Shakira’s religious affiliation is a bit dubious. She was raised Catholic, and in 2013 she said she struggled with faith, but recently she’s stayed fairly quiet about her position.
At any rate…singing John Lennon’s “Imagine” at a United Nations (UN) Conference right after the pope speaks is a ballsy move. But part of the reason she may have chosen that song is that she was there as a goodwill ambassador for the United Nations Children’s Fund (UNICEF), which is centered around gaining child’s rights and giving them emergency relief. Singing a song about how wonderful God before the pope spoke would have added more blinding light to Catholic church’s halo, the same halo that has enabled the sexual abuse of around 100,000 children.
As David Clohessy, national spokesman and director of the Survivors Network of Those Abused by Priests (SNAP), stated recently:
Francis is masterful at symbolic moves and public relations that foster the impression of reform but change little or nothing….

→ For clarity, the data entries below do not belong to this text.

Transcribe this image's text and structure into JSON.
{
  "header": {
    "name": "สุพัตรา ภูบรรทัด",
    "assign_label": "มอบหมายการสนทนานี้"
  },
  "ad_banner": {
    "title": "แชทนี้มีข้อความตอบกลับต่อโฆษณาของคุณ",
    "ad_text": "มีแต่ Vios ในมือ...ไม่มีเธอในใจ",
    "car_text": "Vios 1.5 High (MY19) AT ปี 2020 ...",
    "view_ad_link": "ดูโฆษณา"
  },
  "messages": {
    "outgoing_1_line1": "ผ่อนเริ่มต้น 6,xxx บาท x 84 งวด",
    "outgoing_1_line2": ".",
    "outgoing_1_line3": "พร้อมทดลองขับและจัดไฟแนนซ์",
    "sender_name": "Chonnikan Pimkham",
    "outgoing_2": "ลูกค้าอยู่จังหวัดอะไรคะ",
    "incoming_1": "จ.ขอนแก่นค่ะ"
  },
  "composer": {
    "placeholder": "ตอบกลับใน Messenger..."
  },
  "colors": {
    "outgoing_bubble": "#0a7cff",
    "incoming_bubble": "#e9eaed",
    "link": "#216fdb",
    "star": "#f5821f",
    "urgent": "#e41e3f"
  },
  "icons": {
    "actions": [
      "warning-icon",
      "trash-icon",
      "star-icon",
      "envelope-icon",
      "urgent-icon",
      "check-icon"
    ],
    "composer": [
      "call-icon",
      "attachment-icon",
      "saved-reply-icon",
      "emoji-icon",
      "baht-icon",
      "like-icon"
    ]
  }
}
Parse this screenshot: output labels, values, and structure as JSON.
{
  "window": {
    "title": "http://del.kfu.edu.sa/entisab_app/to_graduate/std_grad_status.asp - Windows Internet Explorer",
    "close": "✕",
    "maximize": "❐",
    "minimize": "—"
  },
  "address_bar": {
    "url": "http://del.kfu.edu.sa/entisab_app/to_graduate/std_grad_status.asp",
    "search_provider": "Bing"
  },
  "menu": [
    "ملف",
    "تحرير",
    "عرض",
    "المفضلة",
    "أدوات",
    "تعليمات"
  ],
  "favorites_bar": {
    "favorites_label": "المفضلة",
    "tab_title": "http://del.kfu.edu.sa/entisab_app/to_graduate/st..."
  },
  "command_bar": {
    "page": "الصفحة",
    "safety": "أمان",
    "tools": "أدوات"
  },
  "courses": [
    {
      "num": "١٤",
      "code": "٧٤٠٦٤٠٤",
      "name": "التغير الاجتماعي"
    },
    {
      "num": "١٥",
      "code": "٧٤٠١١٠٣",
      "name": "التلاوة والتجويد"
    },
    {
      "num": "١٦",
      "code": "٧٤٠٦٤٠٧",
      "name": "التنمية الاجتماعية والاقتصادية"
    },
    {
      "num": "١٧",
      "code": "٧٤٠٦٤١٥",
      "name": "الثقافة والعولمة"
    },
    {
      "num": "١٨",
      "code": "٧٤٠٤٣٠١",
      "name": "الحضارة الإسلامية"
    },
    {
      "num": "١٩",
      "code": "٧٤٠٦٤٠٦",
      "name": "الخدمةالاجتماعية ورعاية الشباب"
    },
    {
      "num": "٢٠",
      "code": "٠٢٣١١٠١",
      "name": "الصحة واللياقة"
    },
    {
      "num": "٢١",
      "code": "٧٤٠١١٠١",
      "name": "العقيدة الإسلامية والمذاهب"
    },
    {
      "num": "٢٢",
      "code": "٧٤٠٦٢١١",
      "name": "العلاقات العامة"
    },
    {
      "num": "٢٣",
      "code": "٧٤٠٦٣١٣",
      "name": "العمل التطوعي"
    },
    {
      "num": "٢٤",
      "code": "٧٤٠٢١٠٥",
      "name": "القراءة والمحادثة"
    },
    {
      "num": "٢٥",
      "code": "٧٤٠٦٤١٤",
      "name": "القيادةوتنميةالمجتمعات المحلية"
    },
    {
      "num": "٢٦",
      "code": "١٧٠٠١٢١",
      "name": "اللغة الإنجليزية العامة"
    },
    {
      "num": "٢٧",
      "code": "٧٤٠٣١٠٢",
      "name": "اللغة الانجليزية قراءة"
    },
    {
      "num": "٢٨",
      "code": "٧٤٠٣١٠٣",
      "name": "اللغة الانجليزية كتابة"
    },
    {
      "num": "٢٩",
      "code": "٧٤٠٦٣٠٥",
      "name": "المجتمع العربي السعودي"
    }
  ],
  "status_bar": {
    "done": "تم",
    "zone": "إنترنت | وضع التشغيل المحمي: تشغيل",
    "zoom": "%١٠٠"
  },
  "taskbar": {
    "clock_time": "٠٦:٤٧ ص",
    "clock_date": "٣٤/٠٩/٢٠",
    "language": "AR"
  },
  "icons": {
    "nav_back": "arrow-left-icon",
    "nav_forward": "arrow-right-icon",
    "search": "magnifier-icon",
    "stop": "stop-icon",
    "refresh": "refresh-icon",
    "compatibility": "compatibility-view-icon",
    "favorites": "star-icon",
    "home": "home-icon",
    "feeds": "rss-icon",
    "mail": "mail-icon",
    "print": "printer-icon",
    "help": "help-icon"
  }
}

For years, Vatican officials have written letters to bishops about this scandal. But since virtually no bishop is ever punished for ignoring or violating church abuse guidelines or policies, many bishops ignore or violate them. So a letter from the pontiff to his prelates, regardless of content, is meaningless.
To be blunt, Francis hasn’t exposed one cleric who has committed or is concealing child sex crimes. Nor has he ordered any of the world’s 5,100 bishops to do so.
And he’s continuing the ancient, hurtful practice of dealing with abusers internally and essentially stiff-arming secular law enforcement. That’s inexcusable.
Indeed, one of the recent tactics seems to be allowing suspected molesting priests to move (without defrocking or investigating them) to poor areas in South America — the very continent Pope Francis was hand-picked from.
Which also happens to be where Shakira is from. And not only that, she is extremely passionate about the rights of children in Colombia, her home country within that continent. As her UNICEF profile states:
Shakira is the founder of the Pies Descalzos Foundation, which provides displaced and underprivileged children in her native Colombia with access to quality education. In addition to building projects which ensure that children have safe and well-equipped learning facilities, the foundation supplies nutritious meals; educational enrichment through art, music and recreation; and economic opportunities for families. Shakira also established the Barefoot Foundation, which advocates globally for universal access to education and she is the co-founder of ALAS, a movement of Latin American artists and businesspeople dedicated to early childhood development interventions.
As a Goodwill Ambassador, Shakira has expanded her child advocacy efforts on the global level. Through public service announcements and her participation in fundraisers and other events for UNICEF national committees, she has increased awareness of UNICEF’s work in areas such as HIV/AIDS, education and child protection.
And on that “child protection” front, so far on his US visit Pope Francis has twice infuriated child abuse survivors by focusing on how difficult the scandal has been on the church and highlighting the “courage” clergy members showed as the Catholic Church struggled with a public relations problem due to the child abuse accusations.
Less focus was placed on the victims. And, more disturbingly, Pope Francis continues to keep the records that the Vatican has on child molesting priests under lock and key, instead of turning it over to law enforcement.
Given this background, had a UNICEF supporter like Shakira sung in support of religion, she would have been further insulting those victims.
She could have been neutral. But no.
She seems to have decided (with her genius-level IQ) to go the other extreme. Singing “Imagine there’s no heaven…and no religion, too” in front of Pope Francis and the UN.
For the children…the time has come, Pope Francis, not for meaningless platitudes, but for action.
As she put it before singing,
Our children have the right to equal opportunity — to thrive, to be happy, and healthy, and safe. Now is the time to not just imagine, but do.
Good song choice, Shakira.
I’d be lying if I said it didn’t make me tear up a bit.
Note: Due to inaccurate reports from source articles, a previous version of this article stated she sang before the Pope spoke. A correction from an event attendee and a look at the schedule itself show that Shakira sang the song right after the Pope’s speech — which seems to be an even more ballsy move.